Activity. Give the count of lines in the records below that contain "this", with no other words.

--- Listed entries ---

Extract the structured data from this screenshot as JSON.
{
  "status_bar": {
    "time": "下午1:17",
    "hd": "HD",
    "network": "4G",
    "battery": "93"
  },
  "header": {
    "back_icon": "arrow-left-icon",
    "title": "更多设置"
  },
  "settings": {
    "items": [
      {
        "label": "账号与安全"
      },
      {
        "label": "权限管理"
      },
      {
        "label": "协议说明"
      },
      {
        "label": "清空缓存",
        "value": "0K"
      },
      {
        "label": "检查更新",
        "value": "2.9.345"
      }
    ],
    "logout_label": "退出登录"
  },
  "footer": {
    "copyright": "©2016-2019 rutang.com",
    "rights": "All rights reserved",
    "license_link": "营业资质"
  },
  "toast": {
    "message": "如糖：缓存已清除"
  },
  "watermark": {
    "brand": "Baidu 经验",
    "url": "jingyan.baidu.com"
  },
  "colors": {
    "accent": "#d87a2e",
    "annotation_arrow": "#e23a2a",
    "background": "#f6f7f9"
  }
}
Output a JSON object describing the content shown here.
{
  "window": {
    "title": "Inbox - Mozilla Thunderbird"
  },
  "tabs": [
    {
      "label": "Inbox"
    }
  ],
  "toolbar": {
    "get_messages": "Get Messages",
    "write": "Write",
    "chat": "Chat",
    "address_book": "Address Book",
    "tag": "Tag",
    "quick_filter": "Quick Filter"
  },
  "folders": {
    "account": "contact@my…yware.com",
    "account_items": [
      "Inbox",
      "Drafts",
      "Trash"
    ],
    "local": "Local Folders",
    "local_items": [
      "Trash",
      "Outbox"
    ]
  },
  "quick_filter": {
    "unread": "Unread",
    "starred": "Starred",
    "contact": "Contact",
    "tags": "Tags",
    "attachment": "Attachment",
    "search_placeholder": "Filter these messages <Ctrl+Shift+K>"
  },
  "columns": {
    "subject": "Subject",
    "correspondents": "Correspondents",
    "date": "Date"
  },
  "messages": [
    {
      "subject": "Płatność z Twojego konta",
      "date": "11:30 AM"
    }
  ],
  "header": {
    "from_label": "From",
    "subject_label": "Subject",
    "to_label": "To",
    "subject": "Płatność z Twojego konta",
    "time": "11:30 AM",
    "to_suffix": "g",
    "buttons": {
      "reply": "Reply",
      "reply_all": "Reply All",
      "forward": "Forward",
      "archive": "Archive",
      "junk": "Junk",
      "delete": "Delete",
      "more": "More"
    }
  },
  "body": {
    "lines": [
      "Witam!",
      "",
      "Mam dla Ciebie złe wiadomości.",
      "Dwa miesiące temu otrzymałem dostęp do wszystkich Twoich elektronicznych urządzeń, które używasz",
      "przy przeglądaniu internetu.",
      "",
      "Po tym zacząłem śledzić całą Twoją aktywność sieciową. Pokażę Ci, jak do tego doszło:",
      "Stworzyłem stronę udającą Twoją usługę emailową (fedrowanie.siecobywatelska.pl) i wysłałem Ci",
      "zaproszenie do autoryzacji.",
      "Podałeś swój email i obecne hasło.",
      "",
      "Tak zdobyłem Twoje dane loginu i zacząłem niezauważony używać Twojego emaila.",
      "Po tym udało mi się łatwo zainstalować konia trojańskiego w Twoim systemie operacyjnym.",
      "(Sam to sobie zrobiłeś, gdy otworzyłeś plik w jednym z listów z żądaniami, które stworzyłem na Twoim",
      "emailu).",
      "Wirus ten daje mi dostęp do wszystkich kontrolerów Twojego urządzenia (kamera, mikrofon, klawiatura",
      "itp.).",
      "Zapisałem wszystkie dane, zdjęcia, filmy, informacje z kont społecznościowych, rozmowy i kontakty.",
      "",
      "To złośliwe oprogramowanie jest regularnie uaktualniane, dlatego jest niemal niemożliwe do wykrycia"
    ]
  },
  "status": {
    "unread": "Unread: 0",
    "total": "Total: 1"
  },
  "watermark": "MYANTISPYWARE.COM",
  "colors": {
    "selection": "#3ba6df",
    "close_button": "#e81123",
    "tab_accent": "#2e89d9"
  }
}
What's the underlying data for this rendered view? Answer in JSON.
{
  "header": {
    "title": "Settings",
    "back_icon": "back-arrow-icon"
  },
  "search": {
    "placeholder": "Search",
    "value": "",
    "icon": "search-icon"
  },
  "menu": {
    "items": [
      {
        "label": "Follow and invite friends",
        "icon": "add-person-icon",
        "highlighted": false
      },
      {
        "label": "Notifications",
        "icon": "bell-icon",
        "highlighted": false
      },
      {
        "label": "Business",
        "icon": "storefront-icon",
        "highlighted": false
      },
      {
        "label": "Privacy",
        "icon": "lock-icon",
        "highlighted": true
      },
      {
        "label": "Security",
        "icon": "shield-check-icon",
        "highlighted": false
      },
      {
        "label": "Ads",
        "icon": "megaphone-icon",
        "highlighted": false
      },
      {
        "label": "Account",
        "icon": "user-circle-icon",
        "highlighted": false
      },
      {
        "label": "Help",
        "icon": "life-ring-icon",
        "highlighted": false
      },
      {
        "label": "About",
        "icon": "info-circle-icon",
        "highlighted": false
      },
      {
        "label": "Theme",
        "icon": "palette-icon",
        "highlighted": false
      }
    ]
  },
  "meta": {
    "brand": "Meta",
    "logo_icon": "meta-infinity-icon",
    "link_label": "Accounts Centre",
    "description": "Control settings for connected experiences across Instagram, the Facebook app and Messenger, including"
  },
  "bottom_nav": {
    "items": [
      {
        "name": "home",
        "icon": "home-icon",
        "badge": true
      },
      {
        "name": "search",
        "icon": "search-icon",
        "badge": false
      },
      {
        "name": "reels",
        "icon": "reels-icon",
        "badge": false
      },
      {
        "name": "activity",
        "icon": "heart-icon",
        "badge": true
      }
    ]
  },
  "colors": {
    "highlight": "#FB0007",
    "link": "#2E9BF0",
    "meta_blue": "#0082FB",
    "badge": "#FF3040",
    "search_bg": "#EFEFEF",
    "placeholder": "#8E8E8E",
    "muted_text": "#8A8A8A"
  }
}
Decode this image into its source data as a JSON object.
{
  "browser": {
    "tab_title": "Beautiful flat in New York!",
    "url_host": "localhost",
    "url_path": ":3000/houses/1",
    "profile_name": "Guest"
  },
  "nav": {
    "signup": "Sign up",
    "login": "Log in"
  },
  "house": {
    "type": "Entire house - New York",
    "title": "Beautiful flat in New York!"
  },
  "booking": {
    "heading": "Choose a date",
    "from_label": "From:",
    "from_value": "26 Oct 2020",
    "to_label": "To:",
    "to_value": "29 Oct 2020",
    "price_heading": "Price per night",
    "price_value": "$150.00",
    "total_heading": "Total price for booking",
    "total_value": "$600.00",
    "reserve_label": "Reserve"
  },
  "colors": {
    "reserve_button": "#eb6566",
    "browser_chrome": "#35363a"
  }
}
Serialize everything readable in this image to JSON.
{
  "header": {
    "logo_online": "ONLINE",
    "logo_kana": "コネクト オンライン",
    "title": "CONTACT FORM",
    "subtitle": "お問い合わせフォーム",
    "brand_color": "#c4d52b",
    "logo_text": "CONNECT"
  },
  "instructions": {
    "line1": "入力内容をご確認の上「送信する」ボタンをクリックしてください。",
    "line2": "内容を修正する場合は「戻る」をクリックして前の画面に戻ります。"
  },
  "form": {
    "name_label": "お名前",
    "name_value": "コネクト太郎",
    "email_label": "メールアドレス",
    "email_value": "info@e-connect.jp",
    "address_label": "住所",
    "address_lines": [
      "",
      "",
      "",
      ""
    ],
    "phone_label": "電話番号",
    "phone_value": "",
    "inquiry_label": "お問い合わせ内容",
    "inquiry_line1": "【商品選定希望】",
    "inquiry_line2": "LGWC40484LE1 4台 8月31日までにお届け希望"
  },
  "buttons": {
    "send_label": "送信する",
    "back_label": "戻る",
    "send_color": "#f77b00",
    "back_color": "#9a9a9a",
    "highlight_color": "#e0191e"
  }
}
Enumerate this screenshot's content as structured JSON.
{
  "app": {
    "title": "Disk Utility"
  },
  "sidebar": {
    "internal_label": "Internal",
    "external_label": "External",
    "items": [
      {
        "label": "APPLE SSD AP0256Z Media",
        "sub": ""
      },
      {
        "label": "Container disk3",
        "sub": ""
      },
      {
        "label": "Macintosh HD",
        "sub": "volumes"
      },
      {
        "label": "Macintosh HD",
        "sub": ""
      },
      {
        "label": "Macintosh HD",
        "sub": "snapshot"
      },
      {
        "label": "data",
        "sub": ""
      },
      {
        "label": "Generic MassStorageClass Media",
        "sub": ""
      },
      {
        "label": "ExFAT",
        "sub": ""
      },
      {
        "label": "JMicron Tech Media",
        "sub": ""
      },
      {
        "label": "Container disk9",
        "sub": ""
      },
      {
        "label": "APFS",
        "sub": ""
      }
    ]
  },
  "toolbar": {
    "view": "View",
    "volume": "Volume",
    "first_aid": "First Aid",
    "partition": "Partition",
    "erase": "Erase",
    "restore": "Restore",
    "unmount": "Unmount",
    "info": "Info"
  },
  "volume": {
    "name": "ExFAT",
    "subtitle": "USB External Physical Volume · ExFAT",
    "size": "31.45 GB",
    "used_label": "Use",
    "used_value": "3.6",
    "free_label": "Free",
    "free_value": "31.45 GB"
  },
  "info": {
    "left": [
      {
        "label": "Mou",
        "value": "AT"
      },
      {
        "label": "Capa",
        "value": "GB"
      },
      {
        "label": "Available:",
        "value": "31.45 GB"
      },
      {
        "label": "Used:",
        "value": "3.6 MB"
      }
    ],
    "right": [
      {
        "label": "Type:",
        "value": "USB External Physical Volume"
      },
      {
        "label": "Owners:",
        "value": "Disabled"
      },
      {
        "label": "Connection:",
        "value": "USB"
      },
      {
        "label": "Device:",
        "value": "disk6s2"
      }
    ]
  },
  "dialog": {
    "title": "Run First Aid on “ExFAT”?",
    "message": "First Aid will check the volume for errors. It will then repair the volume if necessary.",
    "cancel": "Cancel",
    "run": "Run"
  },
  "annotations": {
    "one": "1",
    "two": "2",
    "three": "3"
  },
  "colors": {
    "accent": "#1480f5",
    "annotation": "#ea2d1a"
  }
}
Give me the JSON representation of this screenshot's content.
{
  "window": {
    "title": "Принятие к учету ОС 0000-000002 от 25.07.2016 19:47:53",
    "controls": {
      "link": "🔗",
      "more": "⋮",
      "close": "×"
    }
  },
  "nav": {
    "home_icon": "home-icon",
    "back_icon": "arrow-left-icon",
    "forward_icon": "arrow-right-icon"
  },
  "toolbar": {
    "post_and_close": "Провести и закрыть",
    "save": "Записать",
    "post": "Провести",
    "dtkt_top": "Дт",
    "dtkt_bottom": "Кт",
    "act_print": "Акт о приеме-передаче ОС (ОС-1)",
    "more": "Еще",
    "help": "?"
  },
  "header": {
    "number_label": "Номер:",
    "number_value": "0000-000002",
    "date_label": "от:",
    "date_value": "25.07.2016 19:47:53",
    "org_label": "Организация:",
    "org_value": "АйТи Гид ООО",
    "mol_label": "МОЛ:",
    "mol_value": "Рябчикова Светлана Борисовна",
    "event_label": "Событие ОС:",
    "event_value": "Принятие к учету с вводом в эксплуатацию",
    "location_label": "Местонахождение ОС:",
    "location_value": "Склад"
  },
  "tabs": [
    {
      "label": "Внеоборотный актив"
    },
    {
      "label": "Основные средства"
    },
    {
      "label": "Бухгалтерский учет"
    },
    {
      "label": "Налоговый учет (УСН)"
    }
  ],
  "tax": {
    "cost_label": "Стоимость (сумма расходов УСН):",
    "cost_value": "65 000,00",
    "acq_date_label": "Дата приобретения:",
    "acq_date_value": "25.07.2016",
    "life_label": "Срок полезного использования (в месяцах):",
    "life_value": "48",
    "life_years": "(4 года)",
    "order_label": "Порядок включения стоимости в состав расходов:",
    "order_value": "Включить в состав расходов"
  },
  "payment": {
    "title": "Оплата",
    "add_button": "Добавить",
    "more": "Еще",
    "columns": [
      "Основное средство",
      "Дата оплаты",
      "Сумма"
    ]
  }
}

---

Exercise solution. 6